Leon hosting at the Supper Buffet

The Sign-In Banner
There are Many Illustrious Bluegrass Names 

Jimbo Whaley & Greenbrier

Jimbo Whaley, who these days makes his living selling, can sell a song as well as the best in the business. One of the founders of Pine Mountain Railroad, a successful touring band formed in 1998 and sponsored by a sausage company, was successfully led by Whaley for several years before he returned to his home in Pigeon Forge to go into business. Greenbrier, although it play relatively few dates is filled with very fine professional musicians who've decided it's a good idea to eat and feed their families. Roger Helton on banjo, guitar, and whatever else is needed is excellent. Matt Leadbetter is one of the finest Dobro players there is. It was a delight to see young and able Abby Sinders has returned to this fine, and underheard, regional band that performs too seldom.

Jimbo Whaley

Matt Leadbetter

Roger Helton

Scott Carris

Abby Sinders

Jimbo Whaley
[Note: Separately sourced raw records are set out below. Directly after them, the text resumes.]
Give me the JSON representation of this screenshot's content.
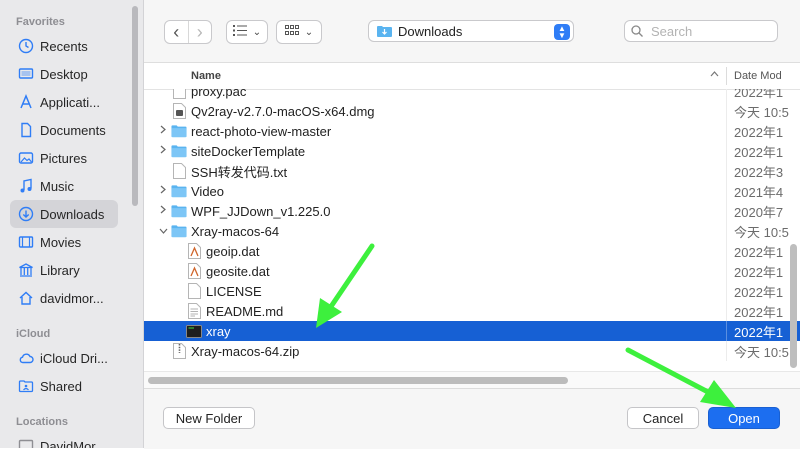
{
  "sidebar": {
    "favorites_label": "Favorites",
    "favorites": [
      {
        "label": "Recents",
        "icon": "clock-icon"
      },
      {
        "label": "Desktop",
        "icon": "desktop-icon"
      },
      {
        "label": "Applicati...",
        "icon": "applications-icon"
      },
      {
        "label": "Documents",
        "icon": "document-icon"
      },
      {
        "label": "Pictures",
        "icon": "photo-icon"
      },
      {
        "label": "Music",
        "icon": "music-note-icon"
      },
      {
        "label": "Downloads",
        "icon": "download-icon",
        "active": true
      },
      {
        "label": "Movies",
        "icon": "film-icon"
      },
      {
        "label": "Library",
        "icon": "library-icon"
      },
      {
        "label": "davidmor...",
        "icon": "home-icon"
      }
    ],
    "icloud_label": "iCloud",
    "icloud": [
      {
        "label": "iCloud Dri...",
        "icon": "cloud-icon"
      },
      {
        "label": "Shared",
        "icon": "shared-folder-icon"
      }
    ],
    "locations_label": "Locations",
    "locations": [
      {
        "label": "DavidMor...",
        "icon": "computer-icon"
      }
    ]
  },
  "toolbar": {
    "back_glyph": "‹",
    "forward_glyph": "›",
    "location": "Downloads",
    "search_placeholder": "Search"
  },
  "columns": {
    "name": "Name",
    "date": "Date Mod"
  },
  "files": [
    {
      "name": "proxy.pac",
      "date": "2022年1",
      "type": "file"
    },
    {
      "name": "Qv2ray-v2.7.0-macOS-x64.dmg",
      "date": "今天 10:5",
      "type": "dmg"
    },
    {
      "name": "react-photo-view-master",
      "date": "2022年1",
      "type": "folder",
      "collapsed": true
    },
    {
      "name": "siteDockerTemplate",
      "date": "2022年1",
      "type": "folder",
      "collapsed": true
    },
    {
      "name": "SSH转发代码.txt",
      "date": "2022年3",
      "type": "file"
    },
    {
      "name": "Video",
      "date": "2021年4",
      "type": "folder",
      "collapsed": true
    },
    {
      "name": "WPF_JJDown_v1.225.0",
      "date": "2020年7",
      "type": "folder",
      "collapsed": true
    },
    {
      "name": "Xray-macos-64",
      "date": "今天 10:5",
      "type": "folder",
      "expanded": true
    },
    {
      "name": "geoip.dat",
      "date": "2022年1",
      "type": "data",
      "child": true
    },
    {
      "name": "geosite.dat",
      "date": "2022年1",
      "type": "data",
      "child": true
    },
    {
      "name": "LICENSE",
      "date": "2022年1",
      "type": "file",
      "child": true
    },
    {
      "name": "README.md",
      "date": "2022年1",
      "type": "text",
      "child": true
    },
    {
      "name": "xray",
      "date": "2022年1",
      "type": "exec",
      "child": true,
      "selected": true
    },
    {
      "name": "Xray-macos-64.zip",
      "date": "今天 10:5",
      "type": "zip"
    }
  ],
  "buttons": {
    "new_folder": "New Folder",
    "cancel": "Cancel",
    "open": "Open"
  },
  "colors": {
    "selection": "#1660d4",
    "primary_button": "#1c6ef0",
    "arrow": "#3df03d",
    "folder": "#5ab4f0"
  }
}
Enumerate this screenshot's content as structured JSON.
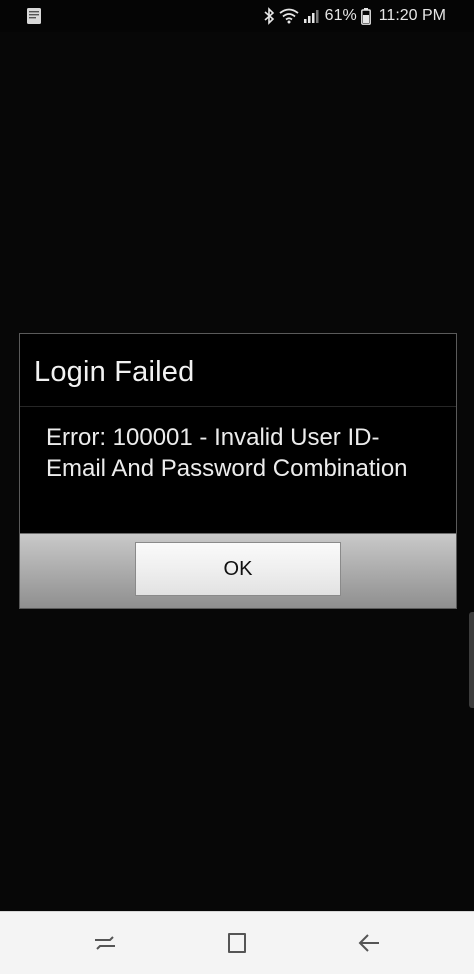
{
  "status_bar": {
    "battery": "61%",
    "time": "11:20 PM",
    "left_icon": "bible-app-notification-icon",
    "icons": [
      "bluetooth-icon",
      "wifi-icon",
      "signal-icon",
      "battery-icon"
    ]
  },
  "dialog": {
    "title": "Login Failed",
    "message": "Error: 100001 - Invalid User ID-Email And Password Combination",
    "ok_label": "OK"
  },
  "navigation": {
    "icons": [
      "recent-apps-icon",
      "home-icon",
      "back-icon"
    ]
  },
  "colors": {
    "background": "#070707",
    "dialog_background": "#000000",
    "footer_gray": "#a9a9a9",
    "nav_background": "#f4f4f4"
  }
}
At the end of his show, Jimbo stepped forward to accept the ALS Ice Bucket Challenge after some weeks of seeing it as more a stunt than a worthy effort that has raised over $100 million for what is sadly an orphan disease. He was deeply moved by the plight of a woman he knows who's afflicted with the disease. Before stepping into a plastic tub on-stage, he challenged all professional bluegrass musicians in America to do the same. Joe Soward did the honors.

Jimbo Getting Dunked

The Audience Outside the Barn 

 Cordle, Jackson & Salley

Take three of Nashville's most prominent songwriters, each of whom is also an accomplished performer, who have penned more bluegrass and country hits than can easily be counted and put them on the stage in an informal setting to share their music. That was the concept first pioneered, as far as I know, by Darrell Adkins, promoter of Musicians Against Childhood Cancer, held annually in Columbus, OH in July. Since then, Cordle, Jackson & Salley have become a travelling road show popular at festivals around the country. Each writes distinctive, tuneful, and moving songs that burrow into the mind and captivate listener's imagination. Carl Jackson is a Grammy award winner whose songs are played everywhere in both bluegrass and country music. "Erase the Miles" may be the best musician's road song there is. Larry Cordle, whose band Lonesome Standard Time is one of the best, writes both story songs and message pieces. His "Murder on Music Row" is a standard to two genres. Jerry Salley's work has won awards in gospel music, bluegrass, and country music. His songs have been recorded by Elton John, included in church hymnals, and recorded by country music hall of famers. They're truly a distinguished and powerful group who put on a great show. We also celebrated Carl's sixty-first birthday with a cake large enough to be shared with the audience.

Carl Jackson

Jerry Salley

Larry Cordle

Happy Birthday, Carl!

Robin Arnold & Carl Jackson

At the Merch Tables

A full schedule and a fine lineup contributed to an unusually good Thursday suggesting that what was to come would continue to build. It sure did!